But this photo seemed to capture the essence of Sanders’ public persona as the nation’s grumpy grandfather – and a Jewish one at that, with Ashkenazi features and an unmistakable Brooklyn accent. His homemade wool mittens, a symbol of Sanders’ Vermont style and his repudiation of anything fancy, also fit just a little too perfectly with a senator known for his rants about income inequality. (The gloves have a heartwarming backstory involving a public-school teacher that only helped fuel the fire.)
The intensity of the political moment, charged into a new gear after the deadly insurrection at the Capitol – especially for Jews, newly frightened by the display of antisemitism at the right-wing riot – probably had something to do with it too. The country, one could argue, was primed for a feel-good meme sensation. As a Refinery29 writer put it, the inauguration was, for the majority of liberal-leaning America, a “sigh of relief”.
Alma’s Emily Burack wrote, “As an Ashkenazi Jew with grandparents from Brooklyn, it’s hard not to feel a kindred spirit in Bernie. And in a year – well, in the past four years, really – when we’ve dealt with a rise in antisemitism, the worst antisemitic attack in American history, and an emboldened faction of white supremacists, the undeniable grumpy Jewishness of Bernie offers a real sense of catharsis.”
Writer Amanda Silberling tweeted that the memes “offered American Jews a chance to heal from the rampant antisemitism in the news cycle”.
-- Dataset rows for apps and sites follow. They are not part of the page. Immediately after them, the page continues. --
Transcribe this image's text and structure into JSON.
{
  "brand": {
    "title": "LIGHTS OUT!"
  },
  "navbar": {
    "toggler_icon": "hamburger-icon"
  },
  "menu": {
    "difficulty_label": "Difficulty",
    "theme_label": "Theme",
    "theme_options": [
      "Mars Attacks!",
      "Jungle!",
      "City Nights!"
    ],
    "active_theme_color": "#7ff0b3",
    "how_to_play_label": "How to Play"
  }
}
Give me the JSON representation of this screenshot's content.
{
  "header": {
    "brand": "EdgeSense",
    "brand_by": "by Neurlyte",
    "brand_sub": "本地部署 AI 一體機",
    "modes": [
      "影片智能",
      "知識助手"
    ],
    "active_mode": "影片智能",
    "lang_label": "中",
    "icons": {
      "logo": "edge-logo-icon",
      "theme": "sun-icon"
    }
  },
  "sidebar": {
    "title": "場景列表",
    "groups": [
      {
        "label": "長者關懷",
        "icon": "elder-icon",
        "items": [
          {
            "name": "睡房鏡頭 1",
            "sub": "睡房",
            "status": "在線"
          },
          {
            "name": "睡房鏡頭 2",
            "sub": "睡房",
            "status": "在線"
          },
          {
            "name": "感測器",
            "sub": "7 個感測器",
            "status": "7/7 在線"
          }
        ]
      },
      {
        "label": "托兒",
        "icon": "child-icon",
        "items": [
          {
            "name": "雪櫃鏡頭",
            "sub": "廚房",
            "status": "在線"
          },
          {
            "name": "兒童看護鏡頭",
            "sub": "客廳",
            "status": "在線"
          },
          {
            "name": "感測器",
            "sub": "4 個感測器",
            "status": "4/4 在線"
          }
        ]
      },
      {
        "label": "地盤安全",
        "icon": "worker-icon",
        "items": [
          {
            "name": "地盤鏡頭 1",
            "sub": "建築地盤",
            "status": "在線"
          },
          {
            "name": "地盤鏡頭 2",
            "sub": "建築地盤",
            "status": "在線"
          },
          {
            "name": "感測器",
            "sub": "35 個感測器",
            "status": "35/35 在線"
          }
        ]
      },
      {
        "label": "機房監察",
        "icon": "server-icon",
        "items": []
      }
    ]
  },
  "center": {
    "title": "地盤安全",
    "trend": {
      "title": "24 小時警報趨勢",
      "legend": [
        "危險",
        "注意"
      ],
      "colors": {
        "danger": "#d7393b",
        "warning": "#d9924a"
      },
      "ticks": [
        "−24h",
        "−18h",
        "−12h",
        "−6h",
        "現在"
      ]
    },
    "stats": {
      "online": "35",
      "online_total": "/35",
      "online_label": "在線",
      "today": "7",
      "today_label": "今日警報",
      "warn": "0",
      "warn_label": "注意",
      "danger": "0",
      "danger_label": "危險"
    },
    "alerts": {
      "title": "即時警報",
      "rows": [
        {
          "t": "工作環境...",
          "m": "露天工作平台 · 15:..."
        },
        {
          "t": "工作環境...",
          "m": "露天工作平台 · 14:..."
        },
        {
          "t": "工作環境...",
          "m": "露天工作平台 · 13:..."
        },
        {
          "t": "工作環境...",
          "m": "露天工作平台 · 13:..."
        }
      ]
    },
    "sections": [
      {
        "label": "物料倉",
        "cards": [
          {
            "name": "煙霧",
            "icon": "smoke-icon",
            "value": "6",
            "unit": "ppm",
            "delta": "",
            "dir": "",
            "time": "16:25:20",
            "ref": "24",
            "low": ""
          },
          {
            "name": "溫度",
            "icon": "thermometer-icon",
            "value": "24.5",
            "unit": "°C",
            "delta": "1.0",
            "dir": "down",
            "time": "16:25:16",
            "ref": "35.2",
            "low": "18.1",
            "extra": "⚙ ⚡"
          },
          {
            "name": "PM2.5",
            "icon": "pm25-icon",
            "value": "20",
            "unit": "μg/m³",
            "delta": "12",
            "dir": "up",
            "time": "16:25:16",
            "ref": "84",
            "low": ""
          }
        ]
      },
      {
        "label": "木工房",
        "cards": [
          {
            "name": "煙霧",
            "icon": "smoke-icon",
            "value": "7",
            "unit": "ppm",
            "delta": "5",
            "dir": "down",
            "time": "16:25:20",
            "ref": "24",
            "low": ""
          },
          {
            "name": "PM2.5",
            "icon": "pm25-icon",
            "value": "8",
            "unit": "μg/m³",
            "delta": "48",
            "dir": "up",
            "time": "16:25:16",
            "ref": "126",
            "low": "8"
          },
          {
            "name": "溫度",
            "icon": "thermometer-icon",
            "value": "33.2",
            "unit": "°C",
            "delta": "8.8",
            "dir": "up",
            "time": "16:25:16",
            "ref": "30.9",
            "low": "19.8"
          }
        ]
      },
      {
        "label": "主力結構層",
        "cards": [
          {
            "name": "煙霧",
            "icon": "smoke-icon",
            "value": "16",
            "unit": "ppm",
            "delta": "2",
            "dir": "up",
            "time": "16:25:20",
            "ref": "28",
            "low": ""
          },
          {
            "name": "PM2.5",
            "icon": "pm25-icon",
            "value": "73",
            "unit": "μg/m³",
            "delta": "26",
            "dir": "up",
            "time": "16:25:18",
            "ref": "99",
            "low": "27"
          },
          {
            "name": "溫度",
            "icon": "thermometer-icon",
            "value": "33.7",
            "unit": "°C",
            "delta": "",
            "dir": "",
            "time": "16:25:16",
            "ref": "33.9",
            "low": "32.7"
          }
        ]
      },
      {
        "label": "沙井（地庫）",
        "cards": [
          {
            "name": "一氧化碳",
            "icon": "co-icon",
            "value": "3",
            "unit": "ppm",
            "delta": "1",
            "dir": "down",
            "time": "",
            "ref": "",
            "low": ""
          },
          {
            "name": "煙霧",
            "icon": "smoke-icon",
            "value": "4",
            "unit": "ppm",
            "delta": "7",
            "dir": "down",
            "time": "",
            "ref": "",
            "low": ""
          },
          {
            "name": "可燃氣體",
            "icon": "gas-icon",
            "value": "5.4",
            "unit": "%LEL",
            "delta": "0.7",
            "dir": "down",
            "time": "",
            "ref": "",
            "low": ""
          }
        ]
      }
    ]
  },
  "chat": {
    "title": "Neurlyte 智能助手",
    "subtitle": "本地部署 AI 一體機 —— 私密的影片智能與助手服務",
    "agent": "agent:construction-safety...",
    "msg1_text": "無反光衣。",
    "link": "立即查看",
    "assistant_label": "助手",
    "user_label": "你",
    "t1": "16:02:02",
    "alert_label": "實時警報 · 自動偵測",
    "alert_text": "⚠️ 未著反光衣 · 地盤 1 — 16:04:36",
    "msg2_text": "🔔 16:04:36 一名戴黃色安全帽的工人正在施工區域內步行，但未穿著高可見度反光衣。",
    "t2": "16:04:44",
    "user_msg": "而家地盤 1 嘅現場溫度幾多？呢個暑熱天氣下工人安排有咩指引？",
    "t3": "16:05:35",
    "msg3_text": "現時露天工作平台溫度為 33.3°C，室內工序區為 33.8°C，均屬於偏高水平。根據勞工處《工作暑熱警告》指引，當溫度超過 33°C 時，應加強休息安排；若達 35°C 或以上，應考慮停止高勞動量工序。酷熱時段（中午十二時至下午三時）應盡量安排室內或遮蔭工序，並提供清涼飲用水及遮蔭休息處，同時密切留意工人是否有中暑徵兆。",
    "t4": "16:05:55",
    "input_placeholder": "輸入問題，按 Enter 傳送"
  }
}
A large part of Sanders’ appeal to his progressive fans has always been his stubborn focus on substantive policy debate and his impatience with the fluff of pop culture. As Refinery29 continued, the cross-legged Sanders photo captured that ethic perfectly.
“He has things to do and places to be. His demeanour is unsentimental, unmoved, and largely unbothered,” Michelle Santiago Cortes wrote.
Sanders’ comic response to the phenomenon was a TikTok video that expressed just that. Its caption, “Fashion? Let’s get to work.” The video showed a clip of him responding to a question about the photo on a news show and what he had “in mind” at the time of the shot.
“Two thousand dollars per adult. That’s what the Senate has got to do,” he replies, referring to the debate over how much money the next COVID-19 stimulus relief should include.
But Sanders eventually did have some sense of humour about the whole thing. The timing of the shot, taken as the country watched Joe Biden become president, prompted inevitable musings as to whether Bernie truly was cranky about the event, especially after coming so close to winning the Democratic nomination last year. Sanders, a long-time friend of Biden’s, dispelled those thoughts in an appearance on Late Night With Seth Meyers on Thursday night.
“I was just sitting there, trying to keep warm, paying attention to what’s going on,” he said to Meyers with a smile.
As the Biden era begins without the prospect of a President Sanders and subsequently no pressing need for Larry David to portray Sanders on Saturday Night Live, could this be the end of Sanders’ pop culture stardom?
As one Twitter user wrote, “If @nbcsnl doesn’t have Larry David dressed as @SenSanders in the background of every skit this weekend … then I don’t want it.”